» What is being asked: Locate the line that contains "What data populates" in the entries below. Retype it and all following lines through the final one, character for character.

Website and app data records
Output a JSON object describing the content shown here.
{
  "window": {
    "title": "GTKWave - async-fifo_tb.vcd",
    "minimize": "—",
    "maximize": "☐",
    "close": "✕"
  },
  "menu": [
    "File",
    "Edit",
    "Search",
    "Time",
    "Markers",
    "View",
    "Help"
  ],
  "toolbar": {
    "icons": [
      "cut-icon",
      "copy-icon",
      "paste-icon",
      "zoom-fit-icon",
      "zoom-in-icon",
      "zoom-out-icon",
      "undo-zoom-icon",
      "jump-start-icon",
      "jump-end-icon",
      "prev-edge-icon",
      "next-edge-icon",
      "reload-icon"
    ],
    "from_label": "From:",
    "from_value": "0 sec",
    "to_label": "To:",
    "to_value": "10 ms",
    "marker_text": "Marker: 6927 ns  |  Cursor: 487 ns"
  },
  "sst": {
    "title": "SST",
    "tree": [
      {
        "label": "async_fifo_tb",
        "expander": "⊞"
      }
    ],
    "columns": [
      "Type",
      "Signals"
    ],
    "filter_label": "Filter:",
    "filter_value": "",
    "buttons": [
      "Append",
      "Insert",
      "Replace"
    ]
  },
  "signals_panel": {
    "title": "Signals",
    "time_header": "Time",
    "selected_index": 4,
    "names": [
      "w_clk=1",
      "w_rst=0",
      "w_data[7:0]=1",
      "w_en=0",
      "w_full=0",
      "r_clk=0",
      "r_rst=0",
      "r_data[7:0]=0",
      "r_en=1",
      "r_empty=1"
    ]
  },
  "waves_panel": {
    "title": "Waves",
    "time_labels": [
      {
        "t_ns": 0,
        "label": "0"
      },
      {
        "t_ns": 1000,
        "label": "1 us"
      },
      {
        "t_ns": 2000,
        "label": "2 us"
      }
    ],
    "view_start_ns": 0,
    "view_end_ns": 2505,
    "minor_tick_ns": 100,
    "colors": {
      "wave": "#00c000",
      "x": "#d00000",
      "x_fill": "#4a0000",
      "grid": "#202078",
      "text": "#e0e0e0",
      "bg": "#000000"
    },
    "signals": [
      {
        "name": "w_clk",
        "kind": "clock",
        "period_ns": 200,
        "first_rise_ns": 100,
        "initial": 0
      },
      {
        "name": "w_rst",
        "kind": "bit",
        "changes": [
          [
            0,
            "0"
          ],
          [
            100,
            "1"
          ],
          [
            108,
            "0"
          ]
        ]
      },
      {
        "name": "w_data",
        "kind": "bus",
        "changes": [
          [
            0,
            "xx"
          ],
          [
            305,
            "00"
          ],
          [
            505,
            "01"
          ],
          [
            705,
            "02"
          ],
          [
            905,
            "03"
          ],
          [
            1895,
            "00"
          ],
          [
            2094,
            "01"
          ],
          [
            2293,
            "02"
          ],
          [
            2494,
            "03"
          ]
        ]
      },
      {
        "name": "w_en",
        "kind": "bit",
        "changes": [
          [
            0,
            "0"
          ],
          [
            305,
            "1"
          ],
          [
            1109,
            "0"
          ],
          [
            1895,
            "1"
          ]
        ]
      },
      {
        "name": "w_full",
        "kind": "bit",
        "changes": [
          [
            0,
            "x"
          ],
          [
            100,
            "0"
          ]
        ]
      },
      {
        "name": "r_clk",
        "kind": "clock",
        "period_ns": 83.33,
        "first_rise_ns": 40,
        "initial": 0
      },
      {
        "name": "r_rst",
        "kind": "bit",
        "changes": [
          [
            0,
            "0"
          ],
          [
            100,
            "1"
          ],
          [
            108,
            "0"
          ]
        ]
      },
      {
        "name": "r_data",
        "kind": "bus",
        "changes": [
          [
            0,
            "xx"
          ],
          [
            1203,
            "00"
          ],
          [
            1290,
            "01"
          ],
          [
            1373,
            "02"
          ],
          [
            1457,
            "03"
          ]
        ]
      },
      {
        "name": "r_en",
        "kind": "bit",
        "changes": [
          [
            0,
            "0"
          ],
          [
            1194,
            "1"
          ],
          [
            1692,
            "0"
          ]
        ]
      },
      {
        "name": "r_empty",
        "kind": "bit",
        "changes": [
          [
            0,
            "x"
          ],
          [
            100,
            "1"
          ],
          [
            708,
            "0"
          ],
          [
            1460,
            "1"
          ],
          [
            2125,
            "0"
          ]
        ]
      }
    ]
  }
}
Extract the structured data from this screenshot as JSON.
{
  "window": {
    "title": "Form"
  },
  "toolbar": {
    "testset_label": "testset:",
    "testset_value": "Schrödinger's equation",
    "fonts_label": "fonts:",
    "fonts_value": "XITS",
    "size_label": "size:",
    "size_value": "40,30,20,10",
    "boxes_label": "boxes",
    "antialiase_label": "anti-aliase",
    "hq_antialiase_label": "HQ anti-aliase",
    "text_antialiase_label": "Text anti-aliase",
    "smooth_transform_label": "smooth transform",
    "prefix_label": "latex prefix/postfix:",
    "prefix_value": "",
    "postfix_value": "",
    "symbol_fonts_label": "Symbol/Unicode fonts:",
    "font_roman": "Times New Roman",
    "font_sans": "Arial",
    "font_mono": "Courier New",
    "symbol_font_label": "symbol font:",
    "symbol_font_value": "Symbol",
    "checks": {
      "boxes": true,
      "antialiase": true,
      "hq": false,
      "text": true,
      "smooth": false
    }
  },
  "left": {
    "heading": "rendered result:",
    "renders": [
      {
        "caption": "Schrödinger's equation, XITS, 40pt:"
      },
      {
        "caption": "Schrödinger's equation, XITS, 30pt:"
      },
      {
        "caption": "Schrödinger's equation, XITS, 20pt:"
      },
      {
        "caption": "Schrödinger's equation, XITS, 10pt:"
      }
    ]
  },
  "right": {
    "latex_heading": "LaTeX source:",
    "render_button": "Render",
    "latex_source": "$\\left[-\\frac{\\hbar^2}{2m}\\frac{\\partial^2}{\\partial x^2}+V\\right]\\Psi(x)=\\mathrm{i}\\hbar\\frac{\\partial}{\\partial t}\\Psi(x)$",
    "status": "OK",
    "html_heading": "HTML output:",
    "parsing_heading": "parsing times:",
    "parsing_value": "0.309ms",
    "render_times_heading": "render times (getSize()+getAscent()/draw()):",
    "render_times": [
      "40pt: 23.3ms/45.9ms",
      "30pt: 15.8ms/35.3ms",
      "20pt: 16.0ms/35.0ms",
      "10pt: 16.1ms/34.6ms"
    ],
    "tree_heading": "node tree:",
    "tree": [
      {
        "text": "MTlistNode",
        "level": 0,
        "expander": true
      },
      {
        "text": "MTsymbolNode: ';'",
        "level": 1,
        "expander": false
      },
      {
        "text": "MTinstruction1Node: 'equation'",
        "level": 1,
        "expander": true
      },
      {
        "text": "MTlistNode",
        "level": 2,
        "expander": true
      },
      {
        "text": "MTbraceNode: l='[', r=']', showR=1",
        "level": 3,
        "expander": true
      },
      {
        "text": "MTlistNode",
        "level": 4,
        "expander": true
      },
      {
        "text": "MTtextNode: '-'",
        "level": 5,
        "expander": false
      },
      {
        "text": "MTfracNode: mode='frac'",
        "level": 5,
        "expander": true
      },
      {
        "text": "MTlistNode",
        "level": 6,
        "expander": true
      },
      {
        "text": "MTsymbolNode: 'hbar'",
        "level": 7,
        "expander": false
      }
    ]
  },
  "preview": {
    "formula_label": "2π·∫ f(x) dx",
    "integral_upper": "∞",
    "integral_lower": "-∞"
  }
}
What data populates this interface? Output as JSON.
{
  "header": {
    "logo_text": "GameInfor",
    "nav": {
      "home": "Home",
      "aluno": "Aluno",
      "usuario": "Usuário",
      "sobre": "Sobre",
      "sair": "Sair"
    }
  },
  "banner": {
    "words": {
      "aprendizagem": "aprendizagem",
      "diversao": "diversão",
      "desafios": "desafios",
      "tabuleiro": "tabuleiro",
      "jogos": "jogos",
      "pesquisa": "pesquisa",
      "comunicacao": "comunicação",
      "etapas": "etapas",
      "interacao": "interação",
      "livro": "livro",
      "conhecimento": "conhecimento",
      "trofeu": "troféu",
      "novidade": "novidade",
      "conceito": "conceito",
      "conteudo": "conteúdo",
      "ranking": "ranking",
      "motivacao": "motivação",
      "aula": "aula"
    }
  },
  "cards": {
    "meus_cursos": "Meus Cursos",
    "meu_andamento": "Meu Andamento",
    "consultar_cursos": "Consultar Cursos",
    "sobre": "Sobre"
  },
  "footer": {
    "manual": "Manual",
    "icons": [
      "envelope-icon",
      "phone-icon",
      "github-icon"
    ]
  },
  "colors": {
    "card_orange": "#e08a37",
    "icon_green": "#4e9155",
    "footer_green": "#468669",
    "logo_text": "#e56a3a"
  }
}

» Solution for this task:
What data populates this interface? Output as JSON.
{
  "header": {
    "logo_text": "GameInfor",
    "nav": {
      "home": "Home",
      "aluno": "Aluno",
      "usuario": "Usuário",
      "sobre": "Sobre",
      "sair": "Sair"
    }
  },
  "banner": {
    "words": {
      "aprendizagem": "aprendizagem",
      "diversao": "diversão",
      "desafios": "desafios",
      "tabuleiro": "tabuleiro",
      "jogos": "jogos",
      "pesquisa": "pesquisa",
      "comunicacao": "comunicação",
      "etapas": "etapas",
      "interacao": "interação",
      "livro": "livro",
      "conhecimento": "conhecimento",
      "trofeu": "troféu",
      "novidade": "novidade",
      "conceito": "conceito",
      "conteudo": "conteúdo",
      "ranking": "ranking",
      "motivacao": "motivação",
      "aula": "aula"
    }
  },
  "cards": {
    "meus_cursos": "Meus Cursos",
    "meu_andamento": "Meu Andamento",
    "consultar_cursos": "Consultar Cursos",
    "sobre": "Sobre"
  },
  "footer": {
    "manual": "Manual",
    "icons": [
      "envelope-icon",
      "phone-icon",
      "github-icon"
    ]
  },
  "colors": {
    "card_orange": "#e08a37",
    "icon_green": "#4e9155",
    "footer_green": "#468669",
    "logo_text": "#e56a3a"
  }
}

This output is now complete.